As a child, the word “picnic” would stir up feelings of excitement. I knew I could look forward to sweaty cheese and tomato sandwiches on white crusty bread that were crammed into Tupperware containers, plastic bottles filled with diluted Treetop cordial, packets of crisps and, accompanying us would be the round metal tin that once housed chocolates and now contained broken biscuits. The day would be spent running around on the grass, playing catch, tag, five stones or hide and seek.
Over the years picnics grew up and evolved into something else entirely. There were the “Company” softball picnics, where white collar workers would dress down in well ironed check shorts, Ralph Lauren T shirts and the latest trainers. Girls normally in shorts, cute t-shirts emblazoned with daring phrases like ‘If you think I’m a bitch just wait till you meet my mother”. The boys would drink Lager from cans and we girls would bring out the bottles of wine, normally Soave or Frascatti, as they were the ones that came with screw tops. BBQs were lit and wisps of smoke would drift all over Hyde Park or Clapham Common (until it was banned of course).
These days, our Sunday picnics resemble neither of the above.
Around 11am I will arrive in the village where the folks will be waiting. On the doorstep will be my mother in law, sister in law, aunts, children, an iron bbq, a duel teapot, rolled up rugs, woven plastic bags filled to the brim with cutlery, tea glasses, salad vegetables, serviettes and the kitchen sink…….ok, not really the kitchen sink but you get my meaning.
We will cram it and them into the car and drive the short distance to Orman Kampi, a camping site in a forest on the edge of the Aegean.
The women unload and start setting everything up. At this point, I become chief child minder, preferring to run around with the kids than all that grown up sensible stuff of making salad, cooking chicken or boiling kettles for cay.
This particular Sunday, male members of the family are few. The ones that do turn up, eat and run. This leaves us ladies all afternoon to ourselves to sit, chew the fat and drink cay.
The kids are at the little park a few feet away, the women sit around chatting and I am laid out under a pine tree, watching the branches sway in the breeze. Next to me Samseir, Crazy uncle’s wife, is having 40 winks.

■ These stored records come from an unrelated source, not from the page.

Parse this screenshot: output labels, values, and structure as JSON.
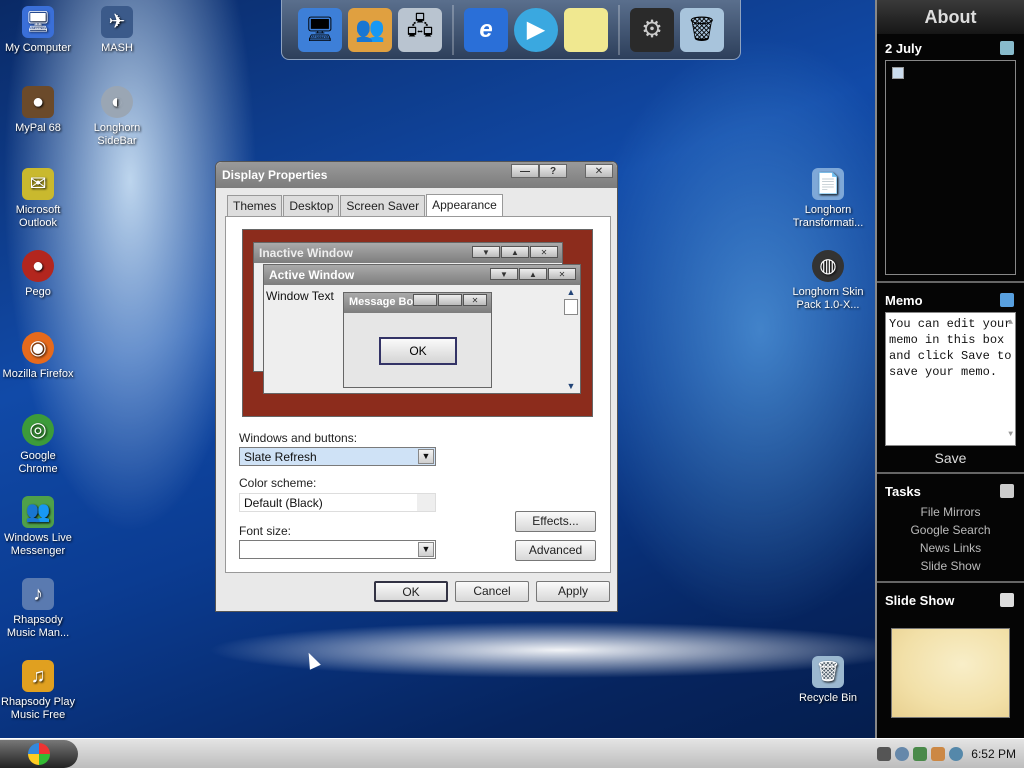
{
  "desktop": {
    "icons": [
      {
        "label": "My Computer",
        "icon": "computer-icon",
        "color": "#3a6fd8"
      },
      {
        "label": "MASH",
        "icon": "mash-icon",
        "color": "#3b5a8a"
      },
      {
        "label": "MyPal 68",
        "icon": "raccoon-icon",
        "color": "#6b4a2a"
      },
      {
        "label": "Longhorn SideBar",
        "icon": "sidebar-icon",
        "color": "#9aa6b4"
      },
      {
        "label": "Microsoft Outlook",
        "icon": "outlook-icon",
        "color": "#c9b92e"
      },
      {
        "label": "Pego",
        "icon": "pego-icon",
        "color": "#b3261e"
      },
      {
        "label": "Mozilla Firefox",
        "icon": "firefox-icon",
        "color": "#e66a1c"
      },
      {
        "label": "Google Chrome",
        "icon": "chrome-icon",
        "color": "#3c9b3a"
      },
      {
        "label": "Windows Live Messenger",
        "icon": "messenger-icon",
        "color": "#4fa04a"
      },
      {
        "label": "Rhapsody Music Man...",
        "icon": "rhapsody-icon",
        "color": "#5a7ab0"
      },
      {
        "label": "Rhapsody Play Music Free",
        "icon": "rhapsody-play-icon",
        "color": "#e0a020"
      },
      {
        "label": "Longhorn Transformati...",
        "icon": "document-icon",
        "color": "#7ea8d8"
      },
      {
        "label": "Longhorn Skin Pack 1.0-X...",
        "icon": "skinpack-icon",
        "color": "#333333"
      },
      {
        "label": "Recycle Bin",
        "icon": "recycle-bin-icon",
        "color": "#9bb8d0"
      }
    ]
  },
  "dock": {
    "items": [
      {
        "icon": "monitor-icon",
        "color": "#3d7fd8"
      },
      {
        "icon": "users-icon",
        "color": "#e0a040"
      },
      {
        "icon": "network-icon",
        "color": "#b9c4d0"
      },
      {
        "icon": "internet-explorer-icon",
        "color": "#2a6fd8"
      },
      {
        "icon": "media-player-icon",
        "color": "#3aa8e0"
      },
      {
        "icon": "notes-icon",
        "color": "#f0e890"
      },
      {
        "icon": "settings-window-icon",
        "color": "#2a2a2a"
      },
      {
        "icon": "trash-icon",
        "color": "#a8c4dc"
      }
    ]
  },
  "sidebar": {
    "about": "About",
    "date": "2 July",
    "memo_title": "Memo",
    "memo_text": "You can edit your memo in this box and click Save to save your memo.",
    "save_label": "Save",
    "tasks_title": "Tasks",
    "tasks": [
      "File Mirrors",
      "Google Search",
      "News Links",
      "Slide Show"
    ],
    "slideshow_title": "Slide Show"
  },
  "taskbar": {
    "clock": "6:52 PM"
  },
  "dialog": {
    "title": "Display Properties",
    "tabs": [
      "Themes",
      "Desktop",
      "Screen Saver",
      "Appearance"
    ],
    "active_tab": "Appearance",
    "preview": {
      "inactive_title": "Inactive Window",
      "active_title": "Active Window",
      "window_text": "Window Text",
      "message_title": "Message Box",
      "message_ok": "OK"
    },
    "windows_buttons_label": "Windows and buttons:",
    "windows_buttons_value": "Slate Refresh",
    "color_scheme_label": "Color scheme:",
    "color_scheme_value": "Default (Black)",
    "font_size_label": "Font size:",
    "font_size_value": "",
    "effects_label": "Effects...",
    "advanced_label": "Advanced",
    "ok_label": "OK",
    "cancel_label": "Cancel",
    "apply_label": "Apply"
  }
}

Hava, here on her holidays from Urfa, picks a long stalk of grass and playfully pokes it into Samseirs ear. Ayfare, takes a break from clicking my toes (Turkish obsession!) and joins in, tickling Samseir’s feet. Did I mention, Samseir is a bit crazy? Well she is! She flinches, then jumps up like a wild woman and starts shouting and laughing. Shegrabs grab Ayfare, who weighs around 6 stone soaking wet, but, before she can really get a grip on her, Hava jumps her from behind and they start to wrestle to the ground. They grapple like two greased Turkish wrestlers, headscarf’s flying, hair poking through and sticking to sweaty faces. I am laughing so hard I can hardly breathe.
Finally Hava pins Samsier down and claims victory. I think that’s the end of that but I’m wrong. Slightly miffed by this is Sasmsiers daughter Sidiki and she is definitely not 6 stone soaking wet but more the size of Trunchbull from Matilda.

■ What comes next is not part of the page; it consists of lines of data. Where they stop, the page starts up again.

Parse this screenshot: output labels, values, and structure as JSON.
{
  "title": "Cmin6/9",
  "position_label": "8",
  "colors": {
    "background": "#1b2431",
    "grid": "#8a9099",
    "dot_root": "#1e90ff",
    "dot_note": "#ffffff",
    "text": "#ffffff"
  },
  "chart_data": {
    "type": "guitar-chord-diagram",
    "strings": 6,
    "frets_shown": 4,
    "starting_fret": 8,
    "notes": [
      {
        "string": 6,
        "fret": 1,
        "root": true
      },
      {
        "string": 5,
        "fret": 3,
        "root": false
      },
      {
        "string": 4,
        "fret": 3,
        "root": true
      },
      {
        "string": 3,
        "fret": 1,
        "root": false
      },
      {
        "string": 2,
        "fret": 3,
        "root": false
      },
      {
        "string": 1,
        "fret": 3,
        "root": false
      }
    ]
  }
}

She demands an arm wrestle. This kind of behaviour from these village women is highly unusual and I wonder, did someone slip something into the cay? Of course, we are dealing with crazy uncle’s wife and daughter so I guess it’s understandable.
Sidiki beats everyone but more surprising is Ramsier, Murat’s sister who I call the Tasmanian Devil of Cleaning as she never stops. She is, far less than 6 stone soaking wet however and much like a walking skeleton but, somehow, she beats everyone apart from Sidiki.
I refrain from taking part, preferring to get my kicks by holding my sides laughing at them.
In Turkey, it can sometimes feel like someone has turned back the clock. I like that. Picnics these days have gone back to grass roots; down to earth fun and frolics that make me feel like a kid again.